■ **Task prompt**
Give the data below again exactly as it stands. Omit the pictures.

**** The input ****

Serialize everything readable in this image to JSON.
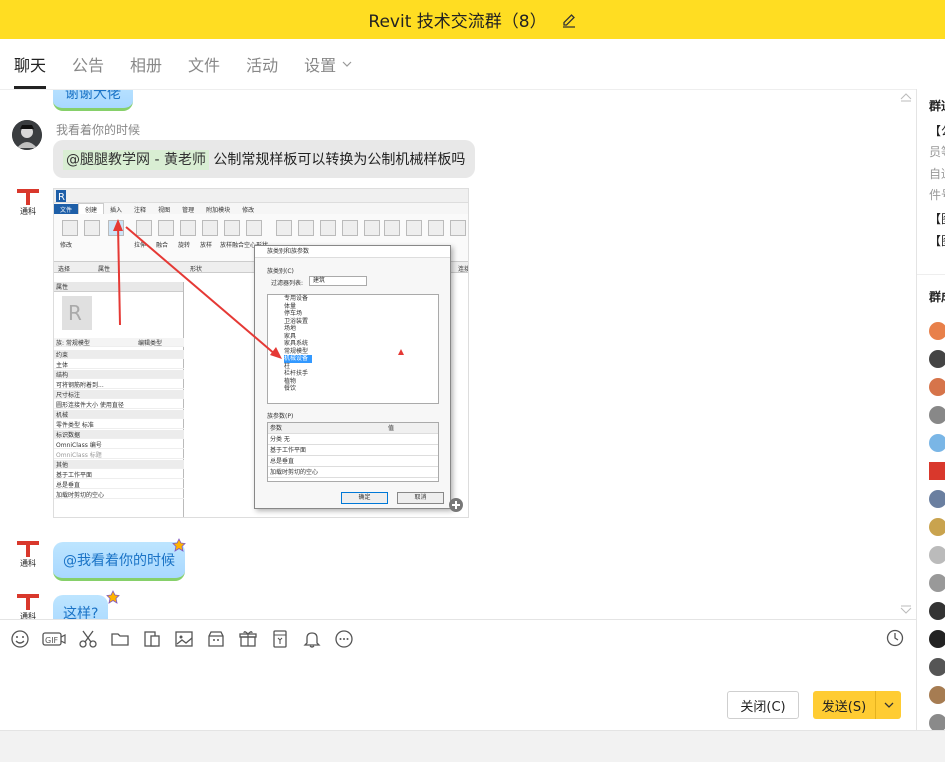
{
  "window": {
    "title": "Revit 技术交流群（8）"
  },
  "tabs": [
    {
      "label": "聊天"
    },
    {
      "label": "公告"
    },
    {
      "label": "相册"
    },
    {
      "label": "文件"
    },
    {
      "label": "活动"
    },
    {
      "label": "设置"
    }
  ],
  "messages": {
    "prev_bubble": "谢谢大佬",
    "msg1": {
      "sender": "我看着你的时候",
      "mention": "@腿腿教学网 - 黄老师",
      "text": "公制常规样板可以转换为公制机械样板吗"
    },
    "msg3": {
      "text": "@我看着你的时候"
    },
    "msg4": {
      "text": "这样?"
    },
    "logo_text": "通科"
  },
  "screenshot": {
    "ribbon_tabs": [
      "文件",
      "创建",
      "插入",
      "注释",
      "视图",
      "管理",
      "附加模块",
      "修改"
    ],
    "groups": [
      "选择",
      "属性",
      "形状",
      "连接"
    ],
    "tools": [
      "修改",
      "拉伸",
      "融合",
      "旋转",
      "放样",
      "放样融合",
      "空心形状"
    ],
    "props_title": "属性",
    "family_type": "族: 常规模型",
    "edit_type": "编辑类型",
    "prop_rows": [
      {
        "text": "约束",
        "sec": true
      },
      {
        "text": "主体",
        "sec": false
      },
      {
        "text": "结构",
        "sec": true
      },
      {
        "text": "可将钢筋附着到...",
        "sec": false
      },
      {
        "text": "尺寸标注",
        "sec": true
      },
      {
        "text": "圆形连接件大小   使用直径",
        "sec": false
      },
      {
        "text": "机械",
        "sec": true
      },
      {
        "text": "零件类型        标准",
        "sec": false
      },
      {
        "text": "标识数据",
        "sec": true
      },
      {
        "text": "OmniClass 编号",
        "sec": false
      },
      {
        "text": "OmniClass 标题",
        "sec": false
      },
      {
        "text": "其他",
        "sec": true
      },
      {
        "text": "基于工作平面",
        "sec": false
      },
      {
        "text": "总是垂直",
        "sec": false
      },
      {
        "text": "加载时剪切的空心",
        "sec": false
      }
    ],
    "dialog": {
      "title": "族类别和族参数",
      "category_label": "族类别(C)",
      "filter_label": "过滤器列表:",
      "filter_value": "建筑",
      "items": [
        "专用设备",
        "体量",
        "停车场",
        "卫浴装置",
        "场地",
        "家具",
        "家具系统",
        "常规模型",
        "机械设备",
        "柱",
        "栏杆扶手",
        "植物",
        "餐饮"
      ],
      "selected": "机械设备",
      "param_label": "族参数(P)",
      "param_header": [
        "参数",
        "值"
      ],
      "params": [
        "分类        无",
        "基于工作平面",
        "总是垂直",
        "加载时剪切的空心"
      ],
      "ok": "确定",
      "cancel": "取消"
    }
  },
  "input": {
    "close_label": "关闭(C)",
    "send_label": "发送(S)"
  },
  "right_panel": {
    "title1": "群通知",
    "notices": [
      "【公",
      "员等",
      "自适",
      "件号",
      "【图",
      "【图"
    ],
    "title2": "群成员"
  },
  "colors": {
    "titlebar": "#ffdd22",
    "send": "#ffcc33",
    "bubble_blue": "#bde5ff",
    "red_arrow": "#e53935"
  }
}
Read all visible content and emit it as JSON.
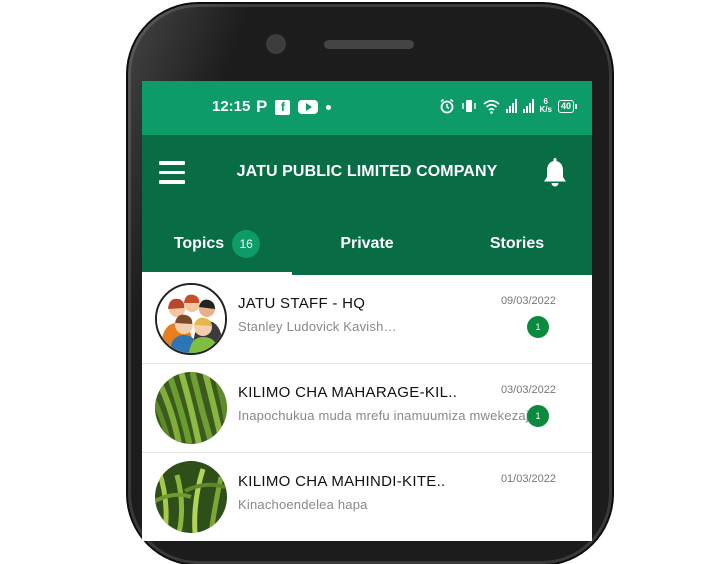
{
  "status_bar": {
    "time": "12:15",
    "left_icons": [
      "p-icon",
      "facebook-icon",
      "youtube-icon",
      "dot-icon"
    ],
    "right_icons": [
      "alarm-icon",
      "vibrate-icon",
      "wifi-icon",
      "signal-icon",
      "signal-icon",
      "network-speed-icon",
      "battery-icon"
    ],
    "network_speed_value": "6",
    "network_speed_unit": "K/s",
    "battery": "40"
  },
  "app_bar": {
    "title": "JATU PUBLIC LIMITED COMPANY"
  },
  "tabs": [
    {
      "label": "Topics",
      "badge": "16",
      "active": true
    },
    {
      "label": "Private",
      "active": false
    },
    {
      "label": "Stories",
      "active": false
    }
  ],
  "conversations": [
    {
      "title": "JATU STAFF - HQ",
      "subtitle": "Stanley Ludovick Kavish…",
      "date": "09/03/2022",
      "unread": "1"
    },
    {
      "title": "KILIMO CHA MAHARAGE-KIL..",
      "subtitle": "Inapochukua muda mrefu inamuumiza mwekezaji.",
      "date": "03/03/2022",
      "unread": "1"
    },
    {
      "title": "KILIMO CHA MAHINDI-KITE..",
      "subtitle": "Kinachoendelea hapa",
      "date": "01/03/2022"
    }
  ],
  "colors": {
    "status_bar": "#0d9b68",
    "app_bar": "#086d45",
    "unread_badge": "#0a8a3e"
  }
}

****

■ **Output for this task**
Serialize everything readable in this image to JSON.
{
  "window": {
    "title": "Revit 技术交流群（8）"
  },
  "tabs": [
    {
      "label": "聊天"
    },
    {
      "label": "公告"
    },
    {
      "label": "相册"
    },
    {
      "label": "文件"
    },
    {
      "label": "活动"
    },
    {
      "label": "设置"
    }
  ],
  "messages": {
    "prev_bubble": "谢谢大佬",
    "msg1": {
      "sender": "我看着你的时候",
      "mention": "@腿腿教学网 - 黄老师",
      "text": "公制常规样板可以转换为公制机械样板吗"
    },
    "msg3": {
      "text": "@我看着你的时候"
    },
    "msg4": {
      "text": "这样?"
    },
    "logo_text": "通科"
  },
  "screenshot": {
    "ribbon_tabs": [
      "文件",
      "创建",
      "插入",
      "注释",
      "视图",
      "管理",
      "附加模块",
      "修改"
    ],
    "groups": [
      "选择",
      "属性",
      "形状",
      "连接"
    ],
    "tools": [
      "修改",
      "拉伸",
      "融合",
      "旋转",
      "放样",
      "放样融合",
      "空心形状"
    ],
    "props_title": "属性",
    "family_type": "族: 常规模型",
    "edit_type": "编辑类型",
    "prop_rows": [
      {
        "text": "约束",
        "sec": true
      },
      {
        "text": "主体",
        "sec": false
      },
      {
        "text": "结构",
        "sec": true
      },
      {
        "text": "可将钢筋附着到...",
        "sec": false
      },
      {
        "text": "尺寸标注",
        "sec": true
      },
      {
        "text": "圆形连接件大小   使用直径",
        "sec": false
      },
      {
        "text": "机械",
        "sec": true
      },
      {
        "text": "零件类型        标准",
        "sec": false
      },
      {
        "text": "标识数据",
        "sec": true
      },
      {
        "text": "OmniClass 编号",
        "sec": false
      },
      {
        "text": "OmniClass 标题",
        "sec": false
      },
      {
        "text": "其他",
        "sec": true
      },
      {
        "text": "基于工作平面",
        "sec": false
      },
      {
        "text": "总是垂直",
        "sec": false
      },
      {
        "text": "加载时剪切的空心",
        "sec": false
      }
    ],
    "dialog": {
      "title": "族类别和族参数",
      "category_label": "族类别(C)",
      "filter_label": "过滤器列表:",
      "filter_value": "建筑",
      "items": [
        "专用设备",
        "体量",
        "停车场",
        "卫浴装置",
        "场地",
        "家具",
        "家具系统",
        "常规模型",
        "机械设备",
        "柱",
        "栏杆扶手",
        "植物",
        "餐饮"
      ],
      "selected": "机械设备",
      "param_label": "族参数(P)",
      "param_header": [
        "参数",
        "值"
      ],
      "params": [
        "分类        无",
        "基于工作平面",
        "总是垂直",
        "加载时剪切的空心"
      ],
      "ok": "确定",
      "cancel": "取消"
    }
  },
  "input": {
    "close_label": "关闭(C)",
    "send_label": "发送(S)"
  },
  "right_panel": {
    "title1": "群通知",
    "notices": [
      "【公",
      "员等",
      "自适",
      "件号",
      "【图",
      "【图"
    ],
    "title2": "群成员"
  },
  "colors": {
    "titlebar": "#ffdd22",
    "send": "#ffcc33",
    "bubble_blue": "#bde5ff",
    "red_arrow": "#e53935"
  }
}
Read all visible content and emit it as JSON.
{
  "status_bar": {
    "time": "12:15",
    "left_icons": [
      "p-icon",
      "facebook-icon",
      "youtube-icon",
      "dot-icon"
    ],
    "right_icons": [
      "alarm-icon",
      "vibrate-icon",
      "wifi-icon",
      "signal-icon",
      "signal-icon",
      "network-speed-icon",
      "battery-icon"
    ],
    "network_speed_value": "6",
    "network_speed_unit": "K/s",
    "battery": "40"
  },
  "app_bar": {
    "title": "JATU PUBLIC LIMITED COMPANY"
  },
  "tabs": [
    {
      "label": "Topics",
      "badge": "16",
      "active": true
    },
    {
      "label": "Private",
      "active": false
    },
    {
      "label": "Stories",
      "active": false
    }
  ],
  "conversations": [
    {
      "title": "JATU STAFF - HQ",
      "subtitle": "Stanley Ludovick Kavish…",
      "date": "09/03/2022",
      "unread": "1"
    },
    {
      "title": "KILIMO CHA MAHARAGE-KIL..",
      "subtitle": "Inapochukua muda mrefu inamuumiza mwekezaji.",
      "date": "03/03/2022",
      "unread": "1"
    },
    {
      "title": "KILIMO CHA MAHINDI-KITE..",
      "subtitle": "Kinachoendelea hapa",
      "date": "01/03/2022"
    }
  ],
  "colors": {
    "status_bar": "#0d9b68",
    "app_bar": "#086d45",
    "unread_badge": "#0a8a3e"
  }
}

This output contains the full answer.